  3. In this example we use also Windows Azure Media Services SDK NET Extensions.
  4. Get the context to access our account.
  5. We retrieve the asset which we want to generate thumbnails.
  6. There are two ways to create thumbnails: using the default preset (MediaEncoderTaskPresetStrings.Thumbnails in the creation of the task) or using the following XML with custom values:
    <?xml version="1.0" encoding="utf-8"?>
    <Thumbnail Size="30%,*" Type="Jpeg" Filename="{OriginalFilename}_{ThumbnailIndex}.{DefaultExtension}">
      <Time Value="0:3:19"/>
    </Thumbnail>

    We use Size attribute to specify the width of the image and an asterisk to keep the aspect ratio. We can also choose the image format through the Type attribute and even use a pattern for the file name through Filename. Finally, we use Time in order to choose the point in the video where we want to take the picture, in this example I selected minute 3 and second 19. It’s also possible to generate more than one capture using Value, Step, Stop, if we wanted several samples. You can find more information about the configuration here.
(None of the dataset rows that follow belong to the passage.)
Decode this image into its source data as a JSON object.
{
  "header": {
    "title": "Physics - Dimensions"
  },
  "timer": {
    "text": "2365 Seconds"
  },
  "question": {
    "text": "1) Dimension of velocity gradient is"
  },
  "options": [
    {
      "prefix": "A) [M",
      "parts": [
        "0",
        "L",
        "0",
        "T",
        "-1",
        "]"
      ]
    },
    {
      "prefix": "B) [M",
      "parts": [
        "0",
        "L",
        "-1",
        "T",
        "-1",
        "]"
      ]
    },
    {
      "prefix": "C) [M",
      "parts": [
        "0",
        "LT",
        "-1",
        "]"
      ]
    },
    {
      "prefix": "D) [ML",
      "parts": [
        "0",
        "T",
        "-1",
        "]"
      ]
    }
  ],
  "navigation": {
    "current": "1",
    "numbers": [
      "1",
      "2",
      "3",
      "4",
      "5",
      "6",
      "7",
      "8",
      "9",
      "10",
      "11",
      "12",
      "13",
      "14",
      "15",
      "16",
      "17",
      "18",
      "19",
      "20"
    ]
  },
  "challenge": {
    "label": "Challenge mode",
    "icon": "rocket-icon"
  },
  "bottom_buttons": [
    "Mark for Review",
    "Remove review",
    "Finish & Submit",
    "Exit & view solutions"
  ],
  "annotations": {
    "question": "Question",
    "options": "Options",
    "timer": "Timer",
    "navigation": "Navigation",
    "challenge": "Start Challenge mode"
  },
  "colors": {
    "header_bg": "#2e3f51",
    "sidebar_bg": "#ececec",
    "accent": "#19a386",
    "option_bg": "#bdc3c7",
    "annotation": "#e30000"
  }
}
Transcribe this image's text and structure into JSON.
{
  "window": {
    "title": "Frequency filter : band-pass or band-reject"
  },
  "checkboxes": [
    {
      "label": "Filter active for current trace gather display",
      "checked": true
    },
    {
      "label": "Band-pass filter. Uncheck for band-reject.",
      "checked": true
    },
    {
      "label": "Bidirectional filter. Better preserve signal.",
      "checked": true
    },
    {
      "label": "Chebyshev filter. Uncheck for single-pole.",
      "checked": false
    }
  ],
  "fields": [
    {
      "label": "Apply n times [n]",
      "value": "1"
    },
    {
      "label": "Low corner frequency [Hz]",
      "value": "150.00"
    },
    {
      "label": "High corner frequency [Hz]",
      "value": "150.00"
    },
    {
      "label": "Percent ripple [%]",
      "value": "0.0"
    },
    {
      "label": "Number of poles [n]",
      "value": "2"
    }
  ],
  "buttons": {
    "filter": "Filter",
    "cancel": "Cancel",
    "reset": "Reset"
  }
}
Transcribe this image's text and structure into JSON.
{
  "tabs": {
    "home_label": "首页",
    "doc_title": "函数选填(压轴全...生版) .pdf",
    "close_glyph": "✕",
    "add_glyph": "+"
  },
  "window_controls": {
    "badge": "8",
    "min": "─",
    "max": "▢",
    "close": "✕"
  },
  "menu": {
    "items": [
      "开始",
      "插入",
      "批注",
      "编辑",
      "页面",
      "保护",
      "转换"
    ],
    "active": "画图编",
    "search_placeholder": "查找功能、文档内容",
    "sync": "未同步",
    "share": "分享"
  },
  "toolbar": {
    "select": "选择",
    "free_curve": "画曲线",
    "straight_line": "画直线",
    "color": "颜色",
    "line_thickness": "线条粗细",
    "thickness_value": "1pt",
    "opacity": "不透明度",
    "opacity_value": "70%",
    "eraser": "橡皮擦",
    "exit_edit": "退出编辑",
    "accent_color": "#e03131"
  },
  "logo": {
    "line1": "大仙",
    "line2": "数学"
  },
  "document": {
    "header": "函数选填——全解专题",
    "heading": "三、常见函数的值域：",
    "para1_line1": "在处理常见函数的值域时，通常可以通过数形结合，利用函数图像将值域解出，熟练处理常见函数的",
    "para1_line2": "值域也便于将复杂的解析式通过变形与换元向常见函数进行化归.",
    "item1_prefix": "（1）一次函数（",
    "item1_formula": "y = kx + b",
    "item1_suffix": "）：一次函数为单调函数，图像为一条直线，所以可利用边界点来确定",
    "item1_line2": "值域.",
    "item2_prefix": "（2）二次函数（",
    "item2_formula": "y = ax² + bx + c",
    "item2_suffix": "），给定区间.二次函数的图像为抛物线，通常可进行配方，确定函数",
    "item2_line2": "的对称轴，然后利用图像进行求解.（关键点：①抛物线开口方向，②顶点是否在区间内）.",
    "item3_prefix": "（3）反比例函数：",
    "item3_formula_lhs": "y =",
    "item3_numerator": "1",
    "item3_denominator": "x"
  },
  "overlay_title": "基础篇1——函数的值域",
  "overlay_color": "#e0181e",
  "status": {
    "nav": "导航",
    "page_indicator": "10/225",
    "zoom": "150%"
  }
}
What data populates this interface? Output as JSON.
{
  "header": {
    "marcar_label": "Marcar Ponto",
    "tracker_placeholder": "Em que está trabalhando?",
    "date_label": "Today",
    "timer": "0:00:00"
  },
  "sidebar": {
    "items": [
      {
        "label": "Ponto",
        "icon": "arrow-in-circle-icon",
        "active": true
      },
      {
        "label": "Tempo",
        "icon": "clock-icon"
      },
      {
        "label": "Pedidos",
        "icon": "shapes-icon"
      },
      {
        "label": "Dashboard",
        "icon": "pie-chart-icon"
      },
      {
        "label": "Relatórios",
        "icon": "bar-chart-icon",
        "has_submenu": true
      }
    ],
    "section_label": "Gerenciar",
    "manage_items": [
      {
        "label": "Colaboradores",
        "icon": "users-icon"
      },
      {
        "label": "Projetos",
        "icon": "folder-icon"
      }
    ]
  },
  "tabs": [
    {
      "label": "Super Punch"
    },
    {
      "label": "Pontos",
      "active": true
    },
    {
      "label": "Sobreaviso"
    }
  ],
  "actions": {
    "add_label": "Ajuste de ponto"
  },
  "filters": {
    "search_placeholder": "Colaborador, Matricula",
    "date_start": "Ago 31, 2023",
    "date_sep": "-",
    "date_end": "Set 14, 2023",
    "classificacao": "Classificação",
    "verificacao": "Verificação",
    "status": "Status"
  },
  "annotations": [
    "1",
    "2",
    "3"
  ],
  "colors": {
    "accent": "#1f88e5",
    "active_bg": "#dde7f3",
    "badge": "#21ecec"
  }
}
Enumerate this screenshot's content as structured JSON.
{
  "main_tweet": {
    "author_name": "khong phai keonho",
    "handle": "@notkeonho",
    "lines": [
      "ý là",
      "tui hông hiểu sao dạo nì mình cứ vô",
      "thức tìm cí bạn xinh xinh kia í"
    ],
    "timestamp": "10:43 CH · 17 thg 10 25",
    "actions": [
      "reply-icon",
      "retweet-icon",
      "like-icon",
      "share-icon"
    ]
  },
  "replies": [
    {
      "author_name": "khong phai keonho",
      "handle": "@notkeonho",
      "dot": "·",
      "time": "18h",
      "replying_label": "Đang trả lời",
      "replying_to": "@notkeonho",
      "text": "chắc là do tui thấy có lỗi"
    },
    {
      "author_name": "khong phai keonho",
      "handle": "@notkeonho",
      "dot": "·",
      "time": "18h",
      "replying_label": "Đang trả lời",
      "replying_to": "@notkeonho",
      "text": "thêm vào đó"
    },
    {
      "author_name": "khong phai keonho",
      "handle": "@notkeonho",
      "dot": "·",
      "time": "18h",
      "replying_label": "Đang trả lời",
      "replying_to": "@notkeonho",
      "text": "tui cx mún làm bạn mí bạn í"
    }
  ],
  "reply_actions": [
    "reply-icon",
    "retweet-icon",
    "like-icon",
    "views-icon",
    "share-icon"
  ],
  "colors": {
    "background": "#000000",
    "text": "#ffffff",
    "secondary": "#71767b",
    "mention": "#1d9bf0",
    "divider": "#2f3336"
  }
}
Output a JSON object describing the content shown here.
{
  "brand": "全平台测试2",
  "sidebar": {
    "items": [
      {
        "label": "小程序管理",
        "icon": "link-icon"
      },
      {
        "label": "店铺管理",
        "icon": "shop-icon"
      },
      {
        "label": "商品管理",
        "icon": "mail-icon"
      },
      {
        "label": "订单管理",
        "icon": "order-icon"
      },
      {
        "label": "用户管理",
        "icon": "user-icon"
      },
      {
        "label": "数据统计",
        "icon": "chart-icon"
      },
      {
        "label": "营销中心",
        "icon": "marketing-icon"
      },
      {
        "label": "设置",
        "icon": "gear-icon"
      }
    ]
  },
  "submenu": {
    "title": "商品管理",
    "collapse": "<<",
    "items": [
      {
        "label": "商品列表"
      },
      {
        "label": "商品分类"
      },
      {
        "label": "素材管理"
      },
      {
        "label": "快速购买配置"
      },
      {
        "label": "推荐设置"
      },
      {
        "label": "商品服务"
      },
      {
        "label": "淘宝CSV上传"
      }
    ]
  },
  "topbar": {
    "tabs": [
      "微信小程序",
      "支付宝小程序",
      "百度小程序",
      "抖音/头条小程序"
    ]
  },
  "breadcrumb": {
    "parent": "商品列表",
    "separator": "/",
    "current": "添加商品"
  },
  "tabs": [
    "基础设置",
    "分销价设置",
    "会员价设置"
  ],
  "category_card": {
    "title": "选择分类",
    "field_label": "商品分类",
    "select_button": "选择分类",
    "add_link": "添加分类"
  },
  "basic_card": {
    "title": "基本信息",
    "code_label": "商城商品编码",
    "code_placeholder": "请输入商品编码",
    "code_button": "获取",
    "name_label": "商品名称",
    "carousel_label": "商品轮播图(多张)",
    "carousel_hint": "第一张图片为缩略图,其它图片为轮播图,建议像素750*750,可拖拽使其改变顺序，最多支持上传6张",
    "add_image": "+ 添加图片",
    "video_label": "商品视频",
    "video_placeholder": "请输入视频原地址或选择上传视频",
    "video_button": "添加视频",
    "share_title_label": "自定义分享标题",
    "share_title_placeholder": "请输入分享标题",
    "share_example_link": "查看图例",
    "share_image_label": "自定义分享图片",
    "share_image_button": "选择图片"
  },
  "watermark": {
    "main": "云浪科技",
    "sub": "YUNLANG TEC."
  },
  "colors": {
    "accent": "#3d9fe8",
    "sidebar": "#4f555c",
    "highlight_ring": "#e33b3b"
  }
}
  7. Get Windows Azure Media Encoder processor.
  8. Create the job.
  9. Define the task passing the processor, configuration XML and the type of task.
  10. Add the asset within InputAssets.
  11. We created an output asset that contains the result, in this case the thumbnail.
  12. Launch the job and wait for the result.
  13. Get the asset from job.OutputMediaAssets[0].
  14. Create a read-only access policy.
  15. Generate a Sas locator for the asset. If you want to know more about publishing you can check out the post Publish assets with Windows Azure SDK NET Media Services.
  16. If you have generated multiple thumbnails for a video, one of them must be the principal file. To select it we can use the isPrimary property.
  17. Finally, we build the URL to access the image.
  18.  

    If we launch the application, the result will be similar to the following:

    Console locator thumbnail

    Copy the resulting URL in the browser to verify that the model has been generated successfully:

    Frozen thumbnail

    Hope this helps!

    Happy weekend!